* [Exercise aim] When you find the word "kiya" in a line of the entries, please copy the whole line.

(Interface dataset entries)
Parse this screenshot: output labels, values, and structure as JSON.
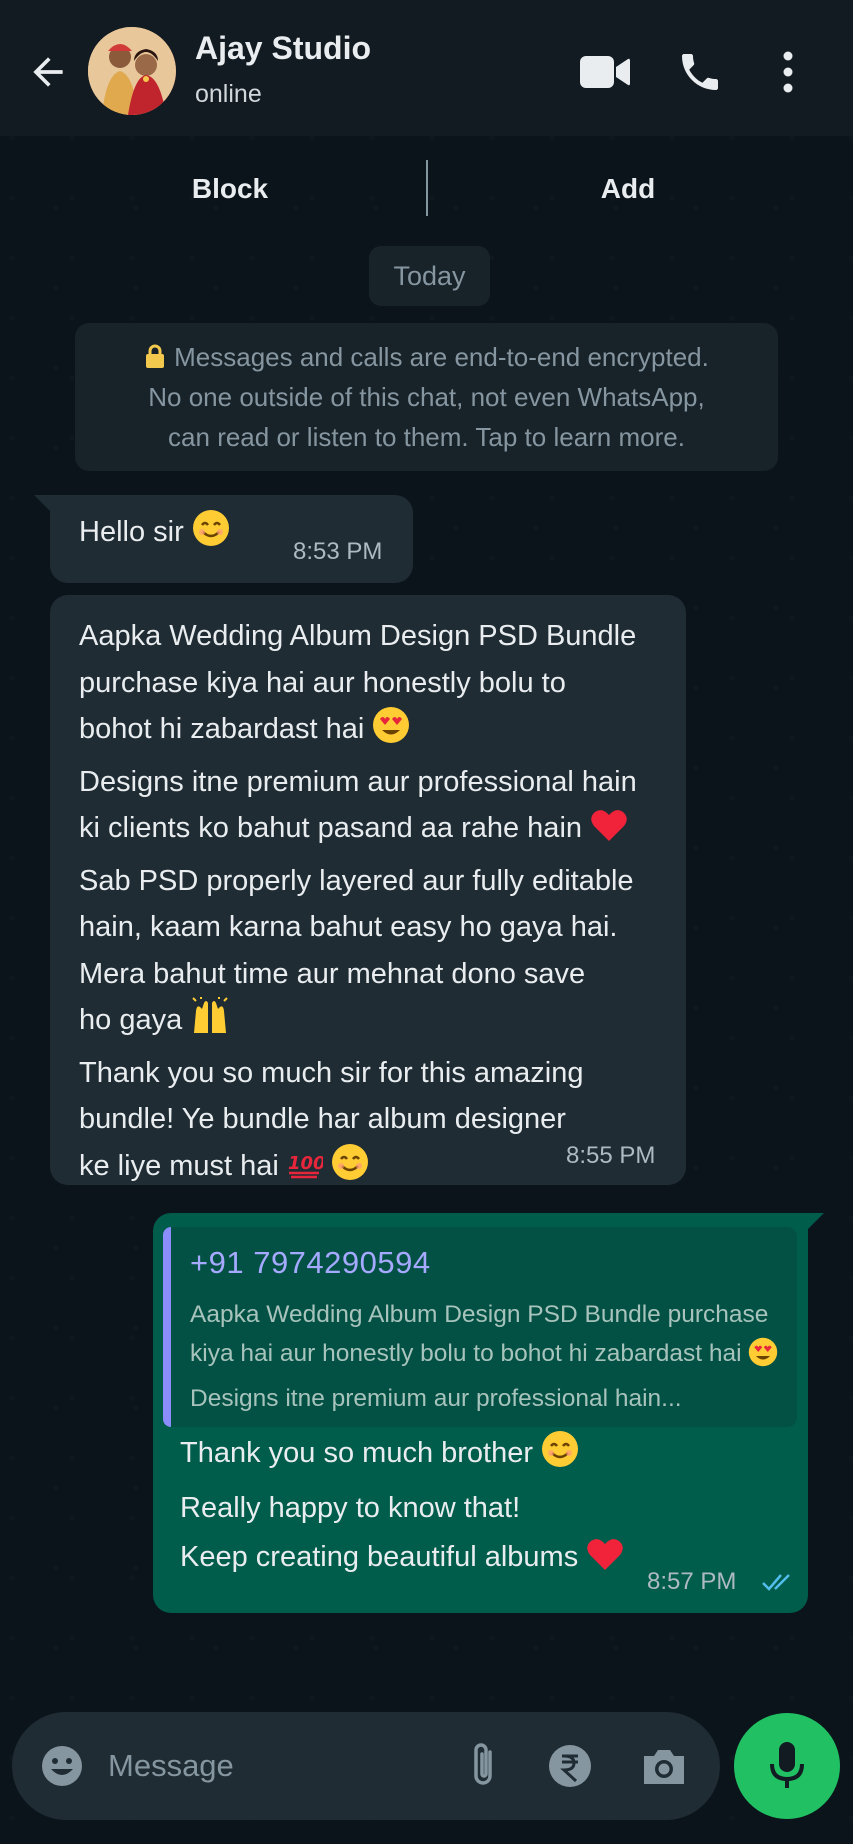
{
  "header": {
    "contact_name": "Ajay Studio",
    "status": "online"
  },
  "actions": {
    "block_label": "Block",
    "add_label": "Add"
  },
  "date_chip": "Today",
  "encryption_notice": {
    "line1": "Messages and calls are end-to-end encrypted.",
    "line2": "No one outside of this chat, not even WhatsApp,",
    "line3": "can read or listen to them. Tap to learn more."
  },
  "messages": [
    {
      "direction": "incoming",
      "text": "Hello sir",
      "time": "8:53 PM"
    },
    {
      "direction": "incoming",
      "lines": [
        "Aapka Wedding Album Design PSD Bundle",
        "purchase kiya hai aur honestly bolu to",
        "bohot hi zabardast hai",
        "Designs itne premium aur professional hain",
        "ki clients ko bahut pasand aa rahe hain",
        "Sab PSD properly layered aur fully editable",
        "hain, kaam karna bahut easy ho gaya hai.",
        "Mera bahut time aur mehnat dono save",
        "ho gaya",
        "Thank you so much sir for this amazing",
        "bundle! Ye bundle har album designer",
        "ke liye must hai"
      ],
      "time": "8:55 PM"
    },
    {
      "direction": "outgoing",
      "quote": {
        "sender": "+91 7974290594",
        "line1": "Aapka Wedding Album Design PSD Bundle purchase",
        "line2": "kiya hai aur honestly bolu to bohot hi zabardast hai",
        "line3": "Designs itne premium aur professional hain..."
      },
      "lines": [
        "Thank you so much brother",
        "Really happy to know that!",
        "Keep creating beautiful albums"
      ],
      "time": "8:57 PM",
      "read": true
    }
  ],
  "composer": {
    "placeholder": "Message"
  },
  "colors": {
    "background": "#0b141a",
    "header": "#111b21",
    "incoming_bubble": "#1f2c34",
    "outgoing_bubble": "#005c4b",
    "accent": "#21c063",
    "read_ticks": "#53bdeb"
  }
}
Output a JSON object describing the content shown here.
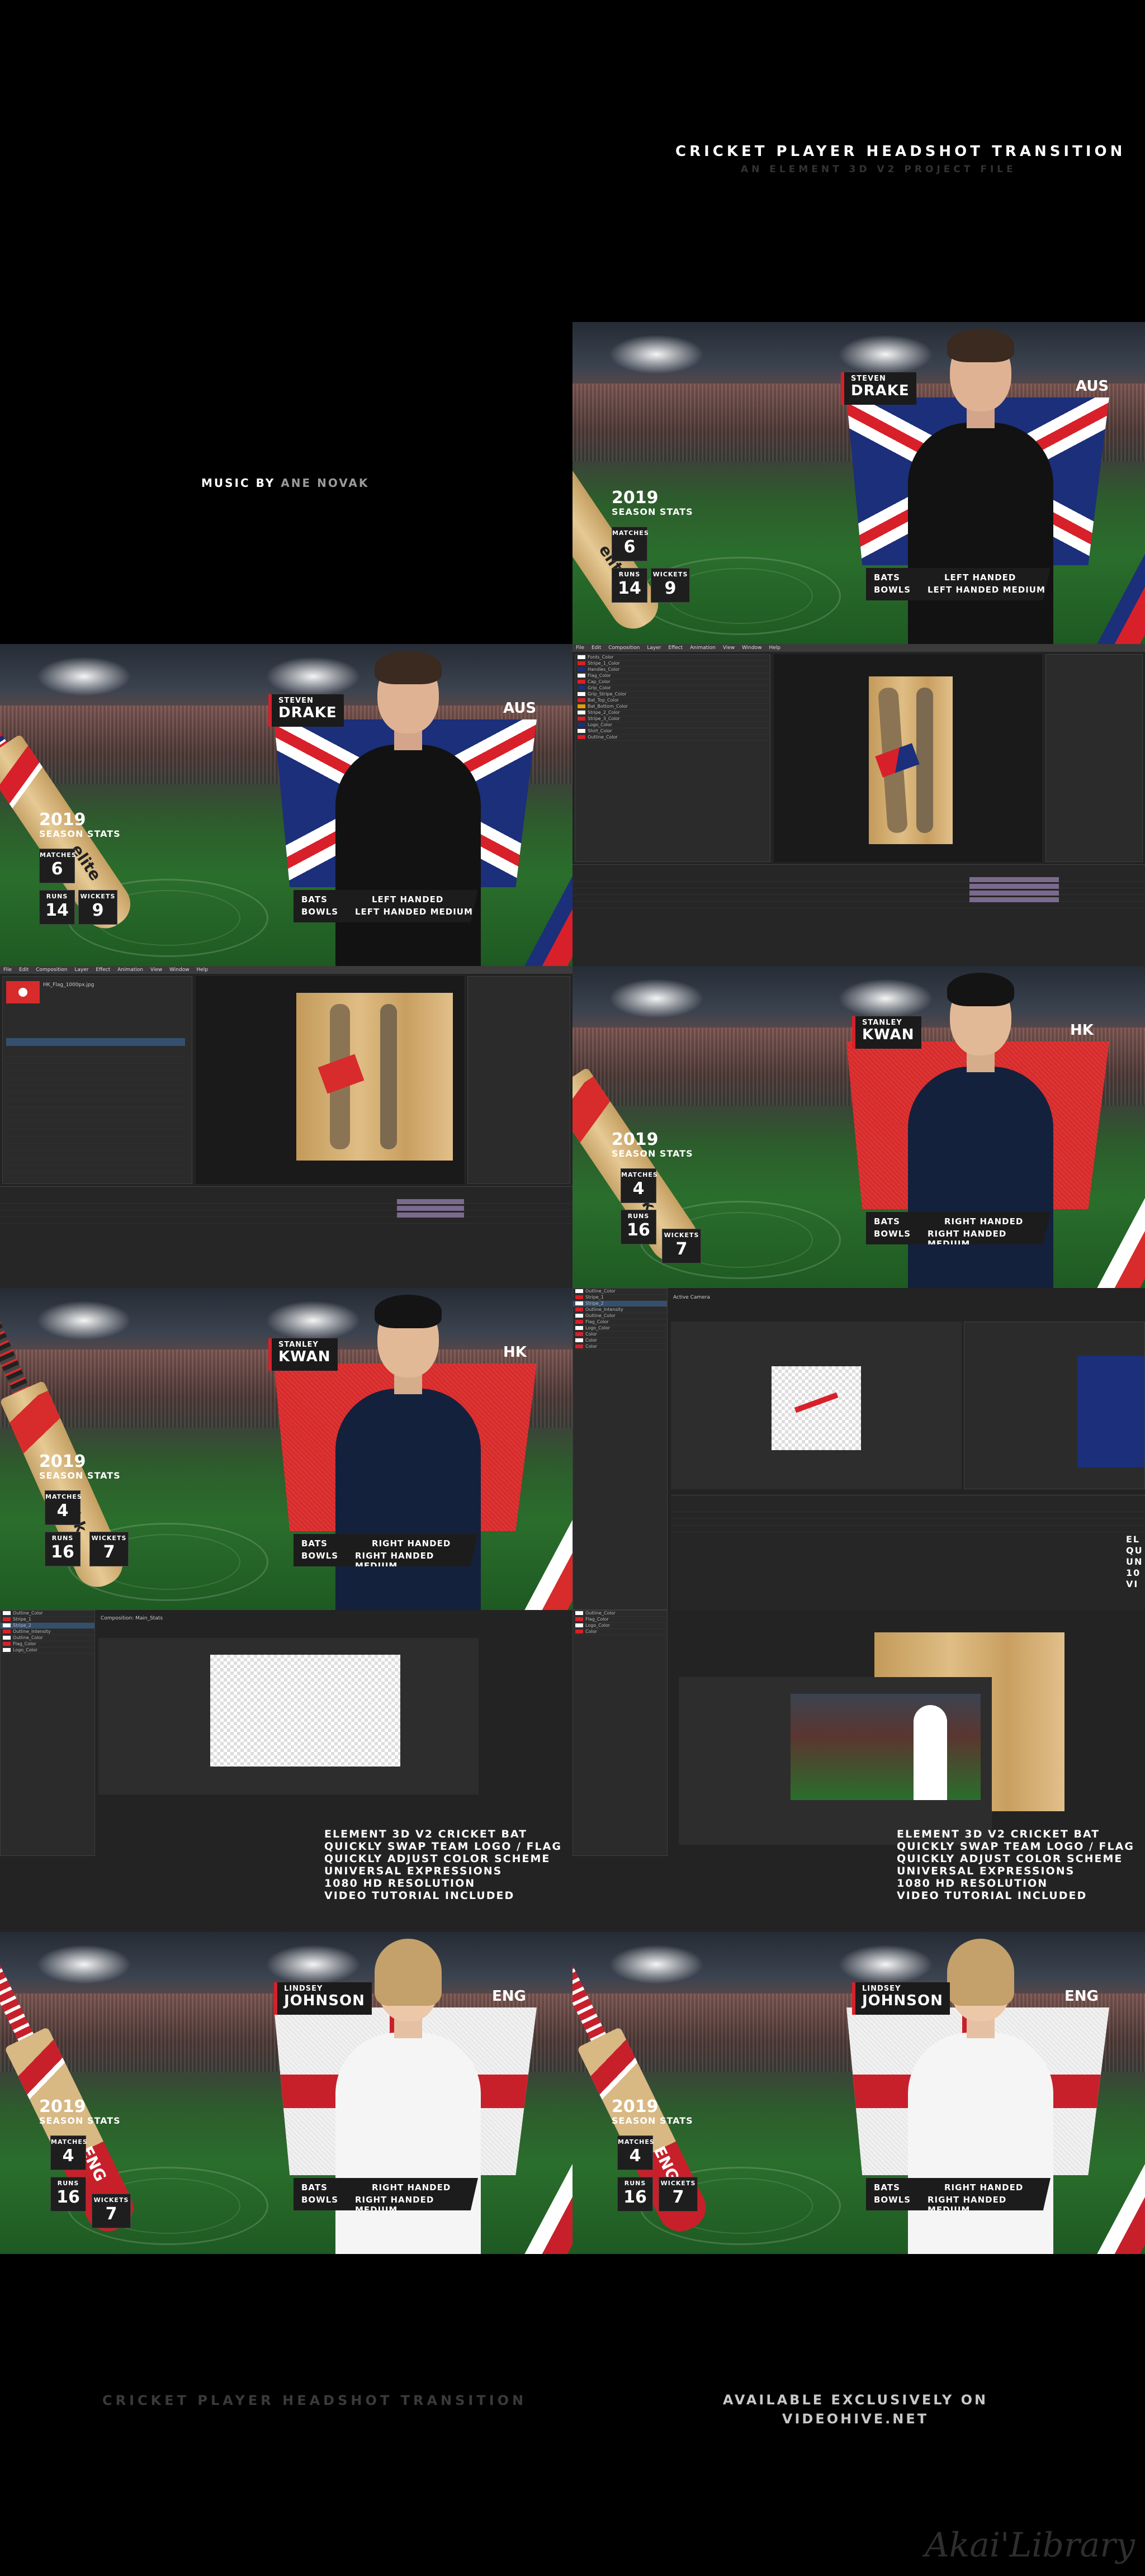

* [Response for this exercise]
        "purchase kiya hai aur honestly bolu to",
        "line2": "kiya hai aur honestly bolu to bohot hi zabardast hai",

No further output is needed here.